Records for this task:
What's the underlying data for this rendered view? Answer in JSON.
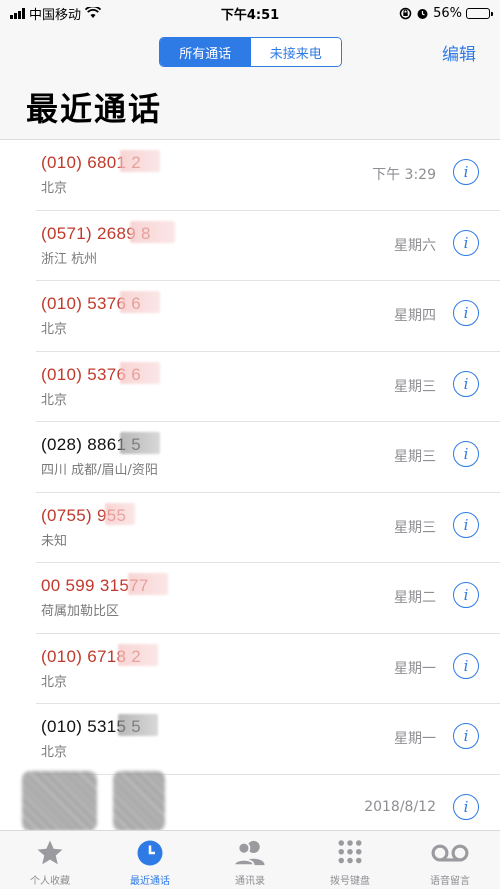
{
  "status_bar": {
    "carrier": "中国移动",
    "time": "下午4:51",
    "battery_percent": "56%",
    "battery_level": 0.56
  },
  "nav": {
    "segments": [
      "所有通话",
      "未接来电"
    ],
    "selected_segment": 0,
    "edit_label": "编辑",
    "title": "最近通话"
  },
  "calls": [
    {
      "number": "(010) 6801 2",
      "location": "北京",
      "time": "下午 3:29",
      "missed": true
    },
    {
      "number": "(0571) 2689 8",
      "location": "浙江 杭州",
      "time": "星期六",
      "missed": true
    },
    {
      "number": "(010) 5376 6",
      "location": "北京",
      "time": "星期四",
      "missed": true
    },
    {
      "number": "(010) 5376 6",
      "location": "北京",
      "time": "星期三",
      "missed": true
    },
    {
      "number": "(028) 8861 5",
      "location": "四川 成都/眉山/资阳",
      "time": "星期三",
      "missed": false
    },
    {
      "number": "(0755) 955",
      "location": "未知",
      "time": "星期三",
      "missed": true
    },
    {
      "number": "00 599 31577",
      "location": "荷属加勒比区",
      "time": "星期二",
      "missed": true
    },
    {
      "number": "(010) 6718 2",
      "location": "北京",
      "time": "星期一",
      "missed": true
    },
    {
      "number": "(010) 5315 5",
      "location": "北京",
      "time": "星期一",
      "missed": false
    },
    {
      "number": "",
      "location": "",
      "time": "2018/8/12",
      "missed": false
    }
  ],
  "tabs": [
    {
      "label": "个人收藏",
      "icon": "star-icon"
    },
    {
      "label": "最近通话",
      "icon": "clock-icon"
    },
    {
      "label": "通讯录",
      "icon": "contacts-icon"
    },
    {
      "label": "拨号键盘",
      "icon": "keypad-icon"
    },
    {
      "label": "语音留言",
      "icon": "voicemail-icon"
    }
  ],
  "active_tab": 1,
  "colors": {
    "accent": "#2f7be5",
    "missed": "#c0392b"
  }
}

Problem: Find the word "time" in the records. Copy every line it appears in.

Exercise output:
    "time": "下午4:51",
      "time": "下午 3:29",
      "time": "星期六",
      "time": "星期四",
      "time": "星期三",
      "time": "星期三",
      "time": "星期三",
      "time": "星期二",
      "time": "星期一",
      "time": "星期一",
      "time": "2018/8/12",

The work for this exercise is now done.